* EXERCISE BRIEF
Every entry must be repeated exactly in the answer.

Saved entries:
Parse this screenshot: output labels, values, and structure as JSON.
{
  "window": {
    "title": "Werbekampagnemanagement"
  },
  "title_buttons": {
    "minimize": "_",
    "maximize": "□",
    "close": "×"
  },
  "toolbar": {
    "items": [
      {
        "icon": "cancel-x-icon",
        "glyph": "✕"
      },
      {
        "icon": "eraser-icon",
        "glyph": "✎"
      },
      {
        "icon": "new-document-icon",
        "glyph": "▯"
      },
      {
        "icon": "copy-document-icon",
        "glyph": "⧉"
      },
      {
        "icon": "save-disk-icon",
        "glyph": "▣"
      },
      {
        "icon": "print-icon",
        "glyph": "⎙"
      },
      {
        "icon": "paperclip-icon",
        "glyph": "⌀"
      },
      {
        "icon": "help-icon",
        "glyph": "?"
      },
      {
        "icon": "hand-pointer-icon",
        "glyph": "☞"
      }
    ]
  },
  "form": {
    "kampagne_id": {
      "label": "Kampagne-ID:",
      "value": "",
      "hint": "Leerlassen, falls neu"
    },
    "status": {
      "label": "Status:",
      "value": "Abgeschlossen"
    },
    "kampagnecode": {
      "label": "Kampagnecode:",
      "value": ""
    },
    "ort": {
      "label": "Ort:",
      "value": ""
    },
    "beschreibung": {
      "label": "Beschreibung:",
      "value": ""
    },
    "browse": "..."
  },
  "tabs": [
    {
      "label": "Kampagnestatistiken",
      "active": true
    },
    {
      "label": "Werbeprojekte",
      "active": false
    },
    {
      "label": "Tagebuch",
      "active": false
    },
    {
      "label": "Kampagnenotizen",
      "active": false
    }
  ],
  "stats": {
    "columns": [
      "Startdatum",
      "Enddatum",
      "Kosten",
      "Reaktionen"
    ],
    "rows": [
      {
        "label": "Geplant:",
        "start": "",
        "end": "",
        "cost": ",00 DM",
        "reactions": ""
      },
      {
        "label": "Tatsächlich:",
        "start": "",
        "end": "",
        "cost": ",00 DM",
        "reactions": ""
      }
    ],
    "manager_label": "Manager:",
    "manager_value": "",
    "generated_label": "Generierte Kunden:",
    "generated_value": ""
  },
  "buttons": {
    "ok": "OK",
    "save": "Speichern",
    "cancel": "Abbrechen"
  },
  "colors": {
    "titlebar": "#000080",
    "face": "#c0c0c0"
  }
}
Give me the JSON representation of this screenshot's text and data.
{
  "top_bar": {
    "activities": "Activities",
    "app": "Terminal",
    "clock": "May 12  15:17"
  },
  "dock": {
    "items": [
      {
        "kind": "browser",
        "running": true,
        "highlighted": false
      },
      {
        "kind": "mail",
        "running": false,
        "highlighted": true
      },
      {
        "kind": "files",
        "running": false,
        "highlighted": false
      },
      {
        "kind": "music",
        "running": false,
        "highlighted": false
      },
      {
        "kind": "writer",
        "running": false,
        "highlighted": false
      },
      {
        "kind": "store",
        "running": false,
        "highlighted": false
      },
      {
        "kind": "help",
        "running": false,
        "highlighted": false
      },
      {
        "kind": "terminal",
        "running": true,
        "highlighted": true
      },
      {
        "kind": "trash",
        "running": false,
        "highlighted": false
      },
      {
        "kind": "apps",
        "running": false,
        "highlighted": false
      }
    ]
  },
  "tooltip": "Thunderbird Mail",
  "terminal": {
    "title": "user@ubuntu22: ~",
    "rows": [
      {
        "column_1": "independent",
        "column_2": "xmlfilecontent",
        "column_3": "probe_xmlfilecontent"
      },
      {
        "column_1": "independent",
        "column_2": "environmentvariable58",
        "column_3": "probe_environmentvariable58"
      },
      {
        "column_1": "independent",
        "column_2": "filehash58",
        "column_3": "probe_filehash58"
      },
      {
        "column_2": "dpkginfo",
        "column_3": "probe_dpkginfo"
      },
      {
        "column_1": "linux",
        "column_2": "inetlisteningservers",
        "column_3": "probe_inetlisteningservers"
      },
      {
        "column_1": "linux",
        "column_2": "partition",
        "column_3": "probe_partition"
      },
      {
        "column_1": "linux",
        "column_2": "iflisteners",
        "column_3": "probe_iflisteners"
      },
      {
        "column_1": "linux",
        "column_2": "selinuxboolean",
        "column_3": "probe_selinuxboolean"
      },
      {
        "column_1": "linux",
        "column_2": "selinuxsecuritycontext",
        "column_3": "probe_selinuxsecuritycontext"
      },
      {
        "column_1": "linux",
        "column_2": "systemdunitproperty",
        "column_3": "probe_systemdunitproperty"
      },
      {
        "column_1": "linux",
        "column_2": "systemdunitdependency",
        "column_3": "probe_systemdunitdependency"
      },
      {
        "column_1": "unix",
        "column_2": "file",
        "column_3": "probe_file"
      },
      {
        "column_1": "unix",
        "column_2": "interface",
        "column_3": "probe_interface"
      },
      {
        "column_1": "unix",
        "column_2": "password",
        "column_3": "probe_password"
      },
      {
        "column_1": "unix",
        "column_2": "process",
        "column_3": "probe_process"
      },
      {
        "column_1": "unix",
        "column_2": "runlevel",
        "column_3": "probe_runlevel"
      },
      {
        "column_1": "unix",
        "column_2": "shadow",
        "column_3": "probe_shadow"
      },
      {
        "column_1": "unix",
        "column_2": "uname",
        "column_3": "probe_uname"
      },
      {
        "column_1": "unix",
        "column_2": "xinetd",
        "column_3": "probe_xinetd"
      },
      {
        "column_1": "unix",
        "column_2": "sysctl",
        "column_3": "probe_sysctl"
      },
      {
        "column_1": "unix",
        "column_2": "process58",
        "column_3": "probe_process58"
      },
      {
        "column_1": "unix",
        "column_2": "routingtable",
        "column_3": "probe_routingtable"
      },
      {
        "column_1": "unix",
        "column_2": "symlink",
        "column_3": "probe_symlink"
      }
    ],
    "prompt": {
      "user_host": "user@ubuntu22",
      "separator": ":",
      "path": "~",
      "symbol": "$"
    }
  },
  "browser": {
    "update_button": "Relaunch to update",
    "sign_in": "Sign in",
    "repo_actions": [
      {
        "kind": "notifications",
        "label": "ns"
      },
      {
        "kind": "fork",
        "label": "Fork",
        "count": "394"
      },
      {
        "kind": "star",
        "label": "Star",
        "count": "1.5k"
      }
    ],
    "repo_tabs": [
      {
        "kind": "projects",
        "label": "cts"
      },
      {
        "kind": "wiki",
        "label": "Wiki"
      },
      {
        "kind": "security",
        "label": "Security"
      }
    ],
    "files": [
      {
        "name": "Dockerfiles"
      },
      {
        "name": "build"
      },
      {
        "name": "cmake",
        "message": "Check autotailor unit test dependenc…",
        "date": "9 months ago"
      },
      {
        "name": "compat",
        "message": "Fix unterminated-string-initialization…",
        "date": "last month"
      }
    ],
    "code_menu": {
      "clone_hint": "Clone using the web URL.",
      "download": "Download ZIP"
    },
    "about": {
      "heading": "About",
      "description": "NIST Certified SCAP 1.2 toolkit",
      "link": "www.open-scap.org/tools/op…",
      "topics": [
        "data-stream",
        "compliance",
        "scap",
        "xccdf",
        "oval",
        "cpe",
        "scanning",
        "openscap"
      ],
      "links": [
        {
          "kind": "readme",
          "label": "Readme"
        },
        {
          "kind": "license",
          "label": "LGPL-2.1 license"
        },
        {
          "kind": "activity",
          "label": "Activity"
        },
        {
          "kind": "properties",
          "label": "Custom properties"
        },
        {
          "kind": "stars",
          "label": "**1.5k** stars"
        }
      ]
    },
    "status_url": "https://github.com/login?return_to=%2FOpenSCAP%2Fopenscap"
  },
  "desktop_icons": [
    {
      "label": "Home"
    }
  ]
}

* RESPONSE TO THE TASK
Parse this screenshot: output labels, values, and structure as JSON.
{
  "window": {
    "title": "Werbekampagnemanagement"
  },
  "title_buttons": {
    "minimize": "_",
    "maximize": "□",
    "close": "×"
  },
  "toolbar": {
    "items": [
      {
        "icon": "cancel-x-icon",
        "glyph": "✕"
      },
      {
        "icon": "eraser-icon",
        "glyph": "✎"
      },
      {
        "icon": "new-document-icon",
        "glyph": "▯"
      },
      {
        "icon": "copy-document-icon",
        "glyph": "⧉"
      },
      {
        "icon": "save-disk-icon",
        "glyph": "▣"
      },
      {
        "icon": "print-icon",
        "glyph": "⎙"
      },
      {
        "icon": "paperclip-icon",
        "glyph": "⌀"
      },
      {
        "icon": "help-icon",
        "glyph": "?"
      },
      {
        "icon": "hand-pointer-icon",
        "glyph": "☞"
      }
    ]
  },
  "form": {
    "kampagne_id": {
      "label": "Kampagne-ID:",
      "value": "",
      "hint": "Leerlassen, falls neu"
    },
    "status": {
      "label": "Status:",
      "value": "Abgeschlossen"
    },
    "kampagnecode": {
      "label": "Kampagnecode:",
      "value": ""
    },
    "ort": {
      "label": "Ort:",
      "value": ""
    },
    "beschreibung": {
      "label": "Beschreibung:",
      "value": ""
    },
    "browse": "..."
  },
  "tabs": [
    {
      "label": "Kampagnestatistiken",
      "active": true
    },
    {
      "label": "Werbeprojekte",
      "active": false
    },
    {
      "label": "Tagebuch",
      "active": false
    },
    {
      "label": "Kampagnenotizen",
      "active": false
    }
  ],
  "stats": {
    "columns": [
      "Startdatum",
      "Enddatum",
      "Kosten",
      "Reaktionen"
    ],
    "rows": [
      {
        "label": "Geplant:",
        "start": "",
        "end": "",
        "cost": ",00 DM",
        "reactions": ""
      },
      {
        "label": "Tatsächlich:",
        "start": "",
        "end": "",
        "cost": ",00 DM",
        "reactions": ""
      }
    ],
    "manager_label": "Manager:",
    "manager_value": "",
    "generated_label": "Generierte Kunden:",
    "generated_value": ""
  },
  "buttons": {
    "ok": "OK",
    "save": "Speichern",
    "cancel": "Abbrechen"
  },
  "colors": {
    "titlebar": "#000080",
    "face": "#c0c0c0"
  }
}
Give me the JSON representation of this screenshot's text and data.
{
  "top_bar": {
    "activities": "Activities",
    "app": "Terminal",
    "clock": "May 12  15:17"
  },
  "dock": {
    "items": [
      {
        "kind": "browser",
        "running": true,
        "highlighted": false
      },
      {
        "kind": "mail",
        "running": false,
        "highlighted": true
      },
      {
        "kind": "files",
        "running": false,
        "highlighted": false
      },
      {
        "kind": "music",
        "running": false,
        "highlighted": false
      },
      {
        "kind": "writer",
        "running": false,
        "highlighted": false
      },
      {
        "kind": "store",
        "running": false,
        "highlighted": false
      },
      {
        "kind": "help",
        "running": false,
        "highlighted": false
      },
      {
        "kind": "terminal",
        "running": true,
        "highlighted": true
      },
      {
        "kind": "trash",
        "running": false,
        "highlighted": false
      },
      {
        "kind": "apps",
        "running": false,
        "highlighted": false
      }
    ]
  },
  "tooltip": "Thunderbird Mail",
  "terminal": {
    "title": "user@ubuntu22: ~",
    "rows": [
      {
        "column_1": "independent",
        "column_2": "xmlfilecontent",
        "column_3": "probe_xmlfilecontent"
      },
      {
        "column_1": "independent",
        "column_2": "environmentvariable58",
        "column_3": "probe_environmentvariable58"
      },
      {
        "column_1": "independent",
        "column_2": "filehash58",
        "column_3": "probe_filehash58"
      },
      {
        "column_2": "dpkginfo",
        "column_3": "probe_dpkginfo"
      },
      {
        "column_1": "linux",
        "column_2": "inetlisteningservers",
        "column_3": "probe_inetlisteningservers"
      },
      {
        "column_1": "linux",
        "column_2": "partition",
        "column_3": "probe_partition"
      },
      {
        "column_1": "linux",
        "column_2": "iflisteners",
        "column_3": "probe_iflisteners"
      },
      {
        "column_1": "linux",
        "column_2": "selinuxboolean",
        "column_3": "probe_selinuxboolean"
      },
      {
        "column_1": "linux",
        "column_2": "selinuxsecuritycontext",
        "column_3": "probe_selinuxsecuritycontext"
      },
      {
        "column_1": "linux",
        "column_2": "systemdunitproperty",
        "column_3": "probe_systemdunitproperty"
      },
      {
        "column_1": "linux",
        "column_2": "systemdunitdependency",
        "column_3": "probe_systemdunitdependency"
      },
      {
        "column_1": "unix",
        "column_2": "file",
        "column_3": "probe_file"
      },
      {
        "column_1": "unix",
        "column_2": "interface",
        "column_3": "probe_interface"
      },
      {
        "column_1": "unix",
        "column_2": "password",
        "column_3": "probe_password"
      },
      {
        "column_1": "unix",
        "column_2": "process",
        "column_3": "probe_process"
      },
      {
        "column_1": "unix",
        "column_2": "runlevel",
        "column_3": "probe_runlevel"
      },
      {
        "column_1": "unix",
        "column_2": "shadow",
        "column_3": "probe_shadow"
      },
      {
        "column_1": "unix",
        "column_2": "uname",
        "column_3": "probe_uname"
      },
      {
        "column_1": "unix",
        "column_2": "xinetd",
        "column_3": "probe_xinetd"
      },
      {
        "column_1": "unix",
        "column_2": "sysctl",
        "column_3": "probe_sysctl"
      },
      {
        "column_1": "unix",
        "column_2": "process58",
        "column_3": "probe_process58"
      },
      {
        "column_1": "unix",
        "column_2": "routingtable",
        "column_3": "probe_routingtable"
      },
      {
        "column_1": "unix",
        "column_2": "symlink",
        "column_3": "probe_symlink"
      }
    ],
    "prompt": {
      "user_host": "user@ubuntu22",
      "separator": ":",
      "path": "~",
      "symbol": "$"
    }
  },
  "browser": {
    "update_button": "Relaunch to update",
    "sign_in": "Sign in",
    "repo_actions": [
      {
        "kind": "notifications",
        "label": "ns"
      },
      {
        "kind": "fork",
        "label": "Fork",
        "count": "394"
      },
      {
        "kind": "star",
        "label": "Star",
        "count": "1.5k"
      }
    ],
    "repo_tabs": [
      {
        "kind": "projects",
        "label": "cts"
      },
      {
        "kind": "wiki",
        "label": "Wiki"
      },
      {
        "kind": "security",
        "label": "Security"
      }
    ],
    "files": [
      {
        "name": "Dockerfiles"
      },
      {
        "name": "build"
      },
      {
        "name": "cmake",
        "message": "Check autotailor unit test dependenc…",
        "date": "9 months ago"
      },
      {
        "name": "compat",
        "message": "Fix unterminated-string-initialization…",
        "date": "last month"
      }
    ],
    "code_menu": {
      "clone_hint": "Clone using the web URL.",
      "download": "Download ZIP"
    },
    "about": {
      "heading": "About",
      "description": "NIST Certified SCAP 1.2 toolkit",
      "link": "www.open-scap.org/tools/op…",
      "topics": [
        "data-stream",
        "compliance",
        "scap",
        "xccdf",
        "oval",
        "cpe",
        "scanning",
        "openscap"
      ],
      "links": [
        {
          "kind": "readme",
          "label": "Readme"
        },
        {
          "kind": "license",
          "label": "LGPL-2.1 license"
        },
        {
          "kind": "activity",
          "label": "Activity"
        },
        {
          "kind": "properties",
          "label": "Custom properties"
        },
        {
          "kind": "stars",
          "label": "**1.5k** stars"
        }
      ]
    },
    "status_url": "https://github.com/login?return_to=%2FOpenSCAP%2Fopenscap"
  },
  "desktop_icons": [
    {
      "label": "Home"
    }
  ]
}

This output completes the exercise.